As parents or grandparents, have you considered an industrial education instead of a college education for your kids or grandkids? It’s likely you have wished someone did if you have ever tried to hire skilled workers for your plant. When I had this conversation with my son, I pointed it out in simple math. If you earn $25,000 per year for four years while others are paying $25,000 per year, you are $200,000 better off at the end of four years. Needless to say, that’s probably a low-end estimate of the differences.

I believe we need a cultural paradigm switch, and we may need to clean house at local high schools where snobby counselors continue to encourage everyone to attend college. In his regular column, Walter Williams, a college professor from Virginia’s George Mason University, states simply, “Most college students do not belong in college.” He and Robert Samuelson, a Washington Post columnist, assert that “it’s time to drop the college-for-all crusade.”

Due to the fact that college costs increase by much more than the cost of living – about a 450% growth since 1982 – college education is continuing to lose its value. Add to that the weak courses such as “Philosophy and Star Trek” offered by Georgetown University, it’s no wonder we have a “six-digit number of college-educated janitors in the U.S,” as reported by Ohio University professor Richard Vedder, who also indicates that there are “one-third of a million waiters and waitresses with college degrees.” In 2012, about 44% of college graduates worked jobs that did not require a college degree.

It’s time to question business as usual and find a way to get more students interested in vocations rather than professions. How can we do this? Here are a few thoughts from me or greater minds than mine.

  • Provide early exposure to all students to let them know about job opportunities in manufacturing. This could/should happen in the schools, but groups like the Girl Scouts are another possibility.
  • Better utilize existing vocational-training programs in high school.
  • Provide some “diversity training” to high school counselors to encourage them to advise kids (particularly those less likely to excel in an academic setting) that vocational training is a good option.
  • Encourage more women to enter the manufacturing workforce. Only about 26% of the manufacturing workforce in the U.S. is female, compared to 50% of the overall workforce.
  • Companies should provide appropriate vocational training for new hires.
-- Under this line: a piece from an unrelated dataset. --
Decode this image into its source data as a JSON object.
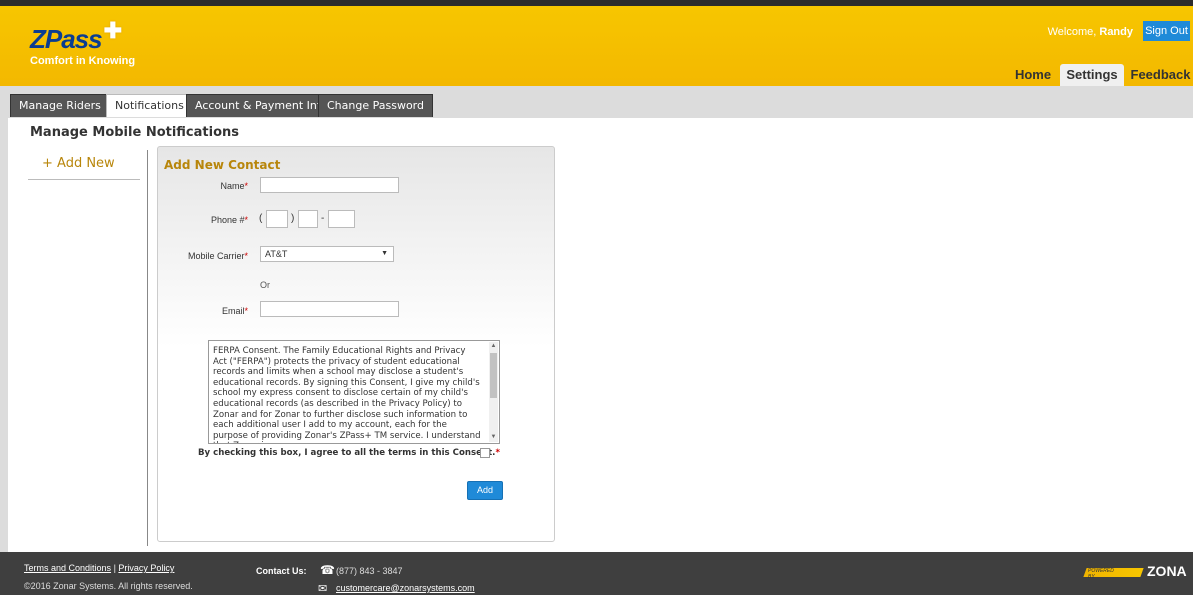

The facts are that the majority of new American jobs over the next decade will not require a college degree, according to the U.S. Labor Department. A USA Today analysis estimated that about 2.5 million middle-skill jobs – requiring high school but not college training – will need to be filled between 2014 and 2017. Some of this is coming from the retirement of baby boomers. In our local region around Pittsburgh, a historically industrial area, it is expected we could lose about 8% of the 1.2-million member workforce as older workers retire.

In addition to workforce losses due to retirements, another issue we are experiencing is diminishing labor-participation rates. In June, the Bureau of Labor Statistics reported that only 62.6% of adult Americans are working or actively looking for a job. This is the lowest labor-participation rate in 38 years. A separate White House report showed something similar. Looking at prime-age (25-54) males in the workforce, the report showed that 98% of this group was employed 60 years ago. Today, this number is 88%.

It’s clear our work is cut out for us. We need to increase the number of people seeking vocational training, encourage more women to pursue manufacturing and get more able-bodied people working. Consider what part of this challenge you can invest your resources into. After all, a small rudder can turn a large ship.